Anybody can blog about interesting stuff. But if you want a challenge, find something as geeky as steam tables. No, I don't mean those things in cafeterias that keep food warm. I'm talking about those little books full of numbers with the big folding Mollier chart in the back that have served generations of mechanical and other engineers. Nowadays I suppose they're going the way of slide rules and trig tables.
OK, what is a steam table? It is a listing of the properties of saturated and superheated steam, typically including entropy, enthalpy, and specific volume under various pressure and temperature conditions. Is that better?
You might think you know a little about steam, but it has many surprises. For one, there comes a point at a certain temperature and pressure (called the critical point) beyond which you can no longer tell steam from liquid water. You can have steam at temperatures well below 212°F and you can suppress it at temperatures far higher. And if you think of steam as just water vapor, you can even have steam without having liquid water first. And we engineers take advantage of all of these facts.
So why don't we see this stuff everyday? Because we live in a narrow range of atmospheric pressures, and a fairly narrow range of temperatures. Outside that range water shows us some new tricks. For instance, the pressure is elevated inside an about-to-freeze soft drink container. If you open it then, you might see some of it instantly turn to ice as the pressure is lowered. Or if you wonder where all that steam came from when you lift the lid of a pot, that's because in doing so you've just slightly reduced the pressure at the surface of the water of the pan - the steam wasn't in that state until you lifted the lid.
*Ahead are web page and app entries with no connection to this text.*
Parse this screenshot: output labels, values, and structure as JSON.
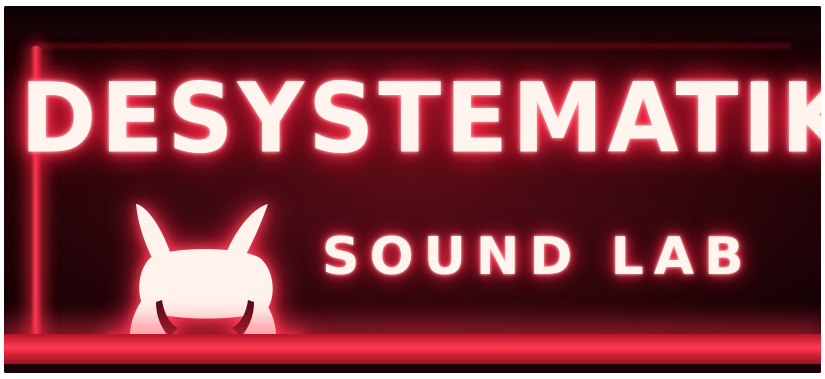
{
  "sign": {
    "title": "DESYSTEMATIK",
    "subtitle": "SOUND LAB",
    "logo_icon": "creature-logo-icon",
    "glow_color": "#ff2a4a",
    "text_color": "#fff4ee"
  }
}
What if the pressure is higher? Then steam cannot form until the temperature gets higher - the steam table will tell you that temperature (the saturation temperature). This is significant because steam and water hold different quantities of energy per unit mass (the enthalpy) and behave differently in transferring their heat. So pressure and temperature states are carefully monitored in places like pressurized water nuclear reactors (where there must be no steam), inlets to steam turbines (where there must be no liquid), and pressure cookers (which cook faster, but will blow up and scald you if you don't respect their strength limits).
Now what if you lower the pressure below atmospheric? Then the steam shows up at a lower temperature. Those of you from high mountains know what this does to your cooking - the food dries out quicker even from that small change in atmospheric pressure. Having steam at lower pressures can help in sterilizing substances which might be damaged by higher temperatures.
What if you really lower the pressure? Then you can see sublimation, in which water passes directly from the solid state to a vapor. This is nothing new if you've seen dry ice, but about any pure substance will do this under the right conditions. And now you know what is done to "freeze-dry" foods. (Actually ice can turn to vapor at higher pressures, which is why your food can get "freezer burn").
Steam tables apply to water specifically, but other substances have had their properties cataloged extensively. Chief among these are refrigerants such as ammonia or Freons.
The steam tables are a bit of an idealization in that they apply to pure water. This doesn't happen very often. But they are close enough for many applications.
This PDF has some graphics and a deeper discussion of the properties of a pure substance right out of a thermodynamics book. This page defines some terms.